Well, not duct tape, of course, because you know the joke about duct tape being like the Force â€“ it has a dark side and light side and keeps the universe together. Magnetic tape, however, has run its course. I've recommended for years that small businesses not rely on tape for data backup, and now the same comments apply to video tapes used in surveillance systems.
You can't trust tapes for backup for three reasons. First, today's huge hard disks (my friend Kim just told me he bought a 1TB drive for $169) require multiple tapes to backup, and changing those tapes is a pain.

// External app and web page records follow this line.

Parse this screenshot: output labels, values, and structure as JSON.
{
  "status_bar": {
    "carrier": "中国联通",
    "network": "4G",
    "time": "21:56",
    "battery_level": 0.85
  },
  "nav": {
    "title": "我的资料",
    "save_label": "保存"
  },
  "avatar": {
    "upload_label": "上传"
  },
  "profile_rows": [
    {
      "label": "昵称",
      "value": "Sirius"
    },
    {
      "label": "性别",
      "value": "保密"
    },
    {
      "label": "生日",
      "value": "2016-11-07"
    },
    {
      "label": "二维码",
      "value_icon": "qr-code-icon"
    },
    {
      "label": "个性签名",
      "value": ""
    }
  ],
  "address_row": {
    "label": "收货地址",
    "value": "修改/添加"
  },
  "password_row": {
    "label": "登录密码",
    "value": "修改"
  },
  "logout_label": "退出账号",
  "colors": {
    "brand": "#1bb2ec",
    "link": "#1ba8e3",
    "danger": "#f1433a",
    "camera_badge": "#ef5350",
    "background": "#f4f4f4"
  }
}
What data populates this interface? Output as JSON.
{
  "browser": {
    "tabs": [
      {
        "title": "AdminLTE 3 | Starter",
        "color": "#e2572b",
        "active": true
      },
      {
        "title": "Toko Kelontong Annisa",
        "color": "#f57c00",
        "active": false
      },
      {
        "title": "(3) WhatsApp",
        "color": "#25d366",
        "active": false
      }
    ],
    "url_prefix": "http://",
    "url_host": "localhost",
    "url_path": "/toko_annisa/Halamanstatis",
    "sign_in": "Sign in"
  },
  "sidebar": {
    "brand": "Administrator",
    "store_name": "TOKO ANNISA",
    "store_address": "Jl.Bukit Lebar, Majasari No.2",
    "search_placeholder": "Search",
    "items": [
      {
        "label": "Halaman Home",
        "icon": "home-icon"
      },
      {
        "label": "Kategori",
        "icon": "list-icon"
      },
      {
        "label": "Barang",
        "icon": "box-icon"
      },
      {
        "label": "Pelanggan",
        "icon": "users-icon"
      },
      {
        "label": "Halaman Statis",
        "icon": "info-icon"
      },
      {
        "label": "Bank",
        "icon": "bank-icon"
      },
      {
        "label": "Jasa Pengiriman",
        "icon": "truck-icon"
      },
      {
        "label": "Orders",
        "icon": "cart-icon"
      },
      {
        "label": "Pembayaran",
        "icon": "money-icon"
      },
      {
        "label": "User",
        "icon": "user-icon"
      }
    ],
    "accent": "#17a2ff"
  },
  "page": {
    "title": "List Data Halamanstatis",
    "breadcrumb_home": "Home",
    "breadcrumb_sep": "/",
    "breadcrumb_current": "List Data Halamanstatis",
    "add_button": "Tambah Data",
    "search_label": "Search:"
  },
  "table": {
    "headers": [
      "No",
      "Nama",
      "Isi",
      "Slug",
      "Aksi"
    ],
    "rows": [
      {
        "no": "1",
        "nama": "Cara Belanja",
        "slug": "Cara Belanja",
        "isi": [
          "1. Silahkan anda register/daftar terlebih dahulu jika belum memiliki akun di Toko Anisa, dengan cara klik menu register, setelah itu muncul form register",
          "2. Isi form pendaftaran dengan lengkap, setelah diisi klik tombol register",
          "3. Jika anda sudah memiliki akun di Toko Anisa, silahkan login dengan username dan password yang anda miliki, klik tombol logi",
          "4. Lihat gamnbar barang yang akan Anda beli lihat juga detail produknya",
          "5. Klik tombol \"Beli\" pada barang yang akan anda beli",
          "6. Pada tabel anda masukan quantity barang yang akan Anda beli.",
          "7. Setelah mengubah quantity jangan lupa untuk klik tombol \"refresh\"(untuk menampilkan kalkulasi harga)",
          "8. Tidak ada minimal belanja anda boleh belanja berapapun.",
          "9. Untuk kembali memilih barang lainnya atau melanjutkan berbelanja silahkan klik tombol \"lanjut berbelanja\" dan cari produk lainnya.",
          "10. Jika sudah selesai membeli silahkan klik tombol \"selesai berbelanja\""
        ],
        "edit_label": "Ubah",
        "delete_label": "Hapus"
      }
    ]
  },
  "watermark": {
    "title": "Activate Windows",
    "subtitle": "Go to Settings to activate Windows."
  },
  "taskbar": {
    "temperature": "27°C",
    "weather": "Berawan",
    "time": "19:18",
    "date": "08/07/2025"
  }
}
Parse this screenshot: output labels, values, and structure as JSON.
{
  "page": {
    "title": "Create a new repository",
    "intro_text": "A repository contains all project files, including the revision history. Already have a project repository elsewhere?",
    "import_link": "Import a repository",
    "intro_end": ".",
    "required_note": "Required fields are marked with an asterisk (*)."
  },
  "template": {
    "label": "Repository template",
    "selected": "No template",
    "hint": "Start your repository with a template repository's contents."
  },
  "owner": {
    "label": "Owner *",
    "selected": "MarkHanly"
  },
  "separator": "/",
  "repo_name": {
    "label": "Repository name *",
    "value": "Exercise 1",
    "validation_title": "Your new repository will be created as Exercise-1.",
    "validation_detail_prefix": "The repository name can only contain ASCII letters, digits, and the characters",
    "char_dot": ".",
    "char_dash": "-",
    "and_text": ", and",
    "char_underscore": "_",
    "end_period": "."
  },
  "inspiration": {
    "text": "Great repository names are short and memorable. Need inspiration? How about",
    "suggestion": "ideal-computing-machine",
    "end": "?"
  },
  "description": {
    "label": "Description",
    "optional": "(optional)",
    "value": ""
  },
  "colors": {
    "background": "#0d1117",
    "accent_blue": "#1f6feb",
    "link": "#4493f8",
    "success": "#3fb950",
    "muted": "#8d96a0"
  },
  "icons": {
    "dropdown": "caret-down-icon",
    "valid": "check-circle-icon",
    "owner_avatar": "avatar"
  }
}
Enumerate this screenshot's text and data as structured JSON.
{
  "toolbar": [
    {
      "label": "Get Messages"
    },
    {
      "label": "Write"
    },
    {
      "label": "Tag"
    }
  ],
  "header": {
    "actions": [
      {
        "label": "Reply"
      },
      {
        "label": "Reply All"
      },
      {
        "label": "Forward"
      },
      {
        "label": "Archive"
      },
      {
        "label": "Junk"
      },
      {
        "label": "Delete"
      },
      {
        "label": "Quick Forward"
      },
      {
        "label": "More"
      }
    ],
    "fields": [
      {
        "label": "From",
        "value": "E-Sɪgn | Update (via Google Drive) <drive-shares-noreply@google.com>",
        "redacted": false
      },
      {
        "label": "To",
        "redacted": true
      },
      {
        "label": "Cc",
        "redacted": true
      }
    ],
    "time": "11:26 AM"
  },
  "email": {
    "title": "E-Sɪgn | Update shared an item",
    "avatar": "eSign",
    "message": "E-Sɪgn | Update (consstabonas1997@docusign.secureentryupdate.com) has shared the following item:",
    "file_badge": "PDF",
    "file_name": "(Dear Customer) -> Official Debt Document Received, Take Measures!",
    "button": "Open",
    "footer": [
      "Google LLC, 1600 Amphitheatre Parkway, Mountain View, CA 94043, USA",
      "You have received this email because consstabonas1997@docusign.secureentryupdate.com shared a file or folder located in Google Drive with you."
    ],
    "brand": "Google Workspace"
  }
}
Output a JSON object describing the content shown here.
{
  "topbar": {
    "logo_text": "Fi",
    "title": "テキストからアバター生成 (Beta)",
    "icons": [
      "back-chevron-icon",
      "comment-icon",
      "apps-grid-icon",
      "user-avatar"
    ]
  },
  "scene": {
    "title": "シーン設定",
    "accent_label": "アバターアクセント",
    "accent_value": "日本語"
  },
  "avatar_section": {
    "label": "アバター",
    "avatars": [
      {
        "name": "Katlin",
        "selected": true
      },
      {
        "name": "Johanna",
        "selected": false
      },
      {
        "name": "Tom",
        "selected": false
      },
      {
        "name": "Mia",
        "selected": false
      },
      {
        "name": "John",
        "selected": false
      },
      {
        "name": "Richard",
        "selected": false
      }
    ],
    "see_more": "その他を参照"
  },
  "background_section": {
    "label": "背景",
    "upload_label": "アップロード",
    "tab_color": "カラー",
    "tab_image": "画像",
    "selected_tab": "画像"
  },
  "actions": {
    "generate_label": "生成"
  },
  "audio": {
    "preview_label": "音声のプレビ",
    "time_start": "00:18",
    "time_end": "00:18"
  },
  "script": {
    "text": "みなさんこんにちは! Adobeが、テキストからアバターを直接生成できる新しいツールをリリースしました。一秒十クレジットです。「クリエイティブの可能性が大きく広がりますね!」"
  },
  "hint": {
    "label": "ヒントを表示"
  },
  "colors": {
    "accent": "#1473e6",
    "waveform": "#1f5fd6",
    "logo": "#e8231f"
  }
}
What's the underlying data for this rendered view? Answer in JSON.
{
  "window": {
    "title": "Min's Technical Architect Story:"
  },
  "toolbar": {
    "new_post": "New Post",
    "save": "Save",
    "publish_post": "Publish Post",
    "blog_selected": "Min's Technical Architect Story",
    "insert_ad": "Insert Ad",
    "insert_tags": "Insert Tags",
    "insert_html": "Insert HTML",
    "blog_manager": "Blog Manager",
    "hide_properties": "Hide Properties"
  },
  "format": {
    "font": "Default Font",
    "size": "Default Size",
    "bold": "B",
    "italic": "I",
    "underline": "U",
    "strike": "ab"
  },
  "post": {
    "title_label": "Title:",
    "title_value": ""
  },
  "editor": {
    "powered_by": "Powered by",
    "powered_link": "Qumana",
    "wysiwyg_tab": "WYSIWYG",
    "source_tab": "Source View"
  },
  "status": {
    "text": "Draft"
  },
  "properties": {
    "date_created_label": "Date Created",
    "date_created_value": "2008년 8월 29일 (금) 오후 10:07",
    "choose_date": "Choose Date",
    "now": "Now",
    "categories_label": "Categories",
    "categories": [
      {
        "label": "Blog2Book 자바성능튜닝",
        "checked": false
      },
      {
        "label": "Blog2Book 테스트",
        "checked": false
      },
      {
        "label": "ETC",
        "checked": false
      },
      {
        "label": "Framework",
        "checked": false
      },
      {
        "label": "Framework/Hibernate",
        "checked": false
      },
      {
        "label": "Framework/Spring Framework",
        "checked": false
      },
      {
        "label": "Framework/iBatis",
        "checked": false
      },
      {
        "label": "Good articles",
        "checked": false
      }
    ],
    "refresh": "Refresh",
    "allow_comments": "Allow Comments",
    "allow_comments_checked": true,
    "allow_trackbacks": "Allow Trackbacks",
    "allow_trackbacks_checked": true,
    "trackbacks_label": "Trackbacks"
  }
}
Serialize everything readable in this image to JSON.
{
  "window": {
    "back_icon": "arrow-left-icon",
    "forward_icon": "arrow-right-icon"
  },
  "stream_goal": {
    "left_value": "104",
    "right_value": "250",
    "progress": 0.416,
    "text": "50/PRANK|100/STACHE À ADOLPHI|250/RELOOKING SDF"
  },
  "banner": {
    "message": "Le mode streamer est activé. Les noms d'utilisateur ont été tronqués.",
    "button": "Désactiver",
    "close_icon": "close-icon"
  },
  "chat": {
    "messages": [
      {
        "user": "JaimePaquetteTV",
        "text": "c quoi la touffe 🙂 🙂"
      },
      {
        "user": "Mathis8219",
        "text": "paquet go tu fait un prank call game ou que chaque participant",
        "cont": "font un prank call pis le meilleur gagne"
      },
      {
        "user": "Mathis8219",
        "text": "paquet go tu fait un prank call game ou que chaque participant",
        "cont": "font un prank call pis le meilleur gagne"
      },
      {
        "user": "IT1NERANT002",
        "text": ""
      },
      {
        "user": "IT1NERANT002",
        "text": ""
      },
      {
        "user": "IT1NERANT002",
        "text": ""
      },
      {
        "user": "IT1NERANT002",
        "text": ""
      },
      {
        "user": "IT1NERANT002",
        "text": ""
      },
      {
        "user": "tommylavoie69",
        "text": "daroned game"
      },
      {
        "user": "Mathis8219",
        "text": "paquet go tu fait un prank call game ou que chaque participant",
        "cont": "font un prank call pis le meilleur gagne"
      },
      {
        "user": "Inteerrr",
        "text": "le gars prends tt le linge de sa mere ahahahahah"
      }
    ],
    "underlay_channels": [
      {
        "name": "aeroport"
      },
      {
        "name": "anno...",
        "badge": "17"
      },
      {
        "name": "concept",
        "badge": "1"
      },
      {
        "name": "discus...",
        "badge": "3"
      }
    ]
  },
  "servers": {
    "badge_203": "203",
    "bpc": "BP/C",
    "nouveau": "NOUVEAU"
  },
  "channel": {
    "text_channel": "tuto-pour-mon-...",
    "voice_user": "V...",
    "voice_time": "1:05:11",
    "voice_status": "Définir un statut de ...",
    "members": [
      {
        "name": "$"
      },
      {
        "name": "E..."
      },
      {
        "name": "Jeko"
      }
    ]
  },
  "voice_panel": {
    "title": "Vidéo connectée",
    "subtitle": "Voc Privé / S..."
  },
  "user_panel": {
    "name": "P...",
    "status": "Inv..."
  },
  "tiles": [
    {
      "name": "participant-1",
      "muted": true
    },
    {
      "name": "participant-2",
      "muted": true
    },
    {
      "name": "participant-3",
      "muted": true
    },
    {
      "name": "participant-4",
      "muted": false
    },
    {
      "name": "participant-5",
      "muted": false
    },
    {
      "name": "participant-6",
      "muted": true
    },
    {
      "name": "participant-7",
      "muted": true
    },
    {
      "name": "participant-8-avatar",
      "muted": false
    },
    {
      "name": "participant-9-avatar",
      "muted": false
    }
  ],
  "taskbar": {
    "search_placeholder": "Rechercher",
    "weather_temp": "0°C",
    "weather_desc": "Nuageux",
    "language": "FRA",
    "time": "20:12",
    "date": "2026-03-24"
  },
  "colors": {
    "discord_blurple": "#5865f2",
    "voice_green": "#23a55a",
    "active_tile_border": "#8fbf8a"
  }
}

Affordable systems require you to change the tapes manually, which means people forget.
Automatic tape loaders cost so much for the hardware and the upgraded backup software to run them most small business owners gasp and wheeze and worry about a heart attack when they see a quote for a system, and they can't afford it.
If you do have a backup tape system that successfully grabs your data, you have to physically take the tape offsite for backup redundancy and disaster recovery. I guarantee that if something happens to your server, the same calamity will happen to your tape machine and tapes.
Finally, if you do remember to take the tapes away from the office, the chances are high you will damage the tapes by accident. Put them in the trunk of your car? Guaranteed to overheat and damage them. Leave them in the back seat?
They'll either get stolen or overheated. The chances of successfully reading a traditional backup tape more than a month old is about 50/50. Yes, a coin flip. When you need your tape the most, when you're desperate to recover a critical file, tape will fail you.
Video surveillance equipment eases the mind of many small businesses owners. On TV cop shows, the police are always grabbing the VHS tapes to analyze. Guess what? Tape reliability for surveillance systems is slightly better than for old data backup tapes, but for some compliance regulations and better surveillance you need to upgrade to a digital surveillance system. That 1TB disk mentioned earlier for $169? That's the ticket for your surveillance system.
When the police do need a copy of surveillance footage (let's hope they don't, but you have to be prepared) surveillance systems can easily burn a CD or DVD of the times required. You get better performance, the police get better quality video, and you don't have to worry about changing and rotating the video tapes anymore.
High end enterprise networks still have the money for advanced tape management hardware and software, but not small businesses. Dump the tape, go digital, and eliminate two more problems. Fewer problems means fewer headaches, a goal for us all in today's world.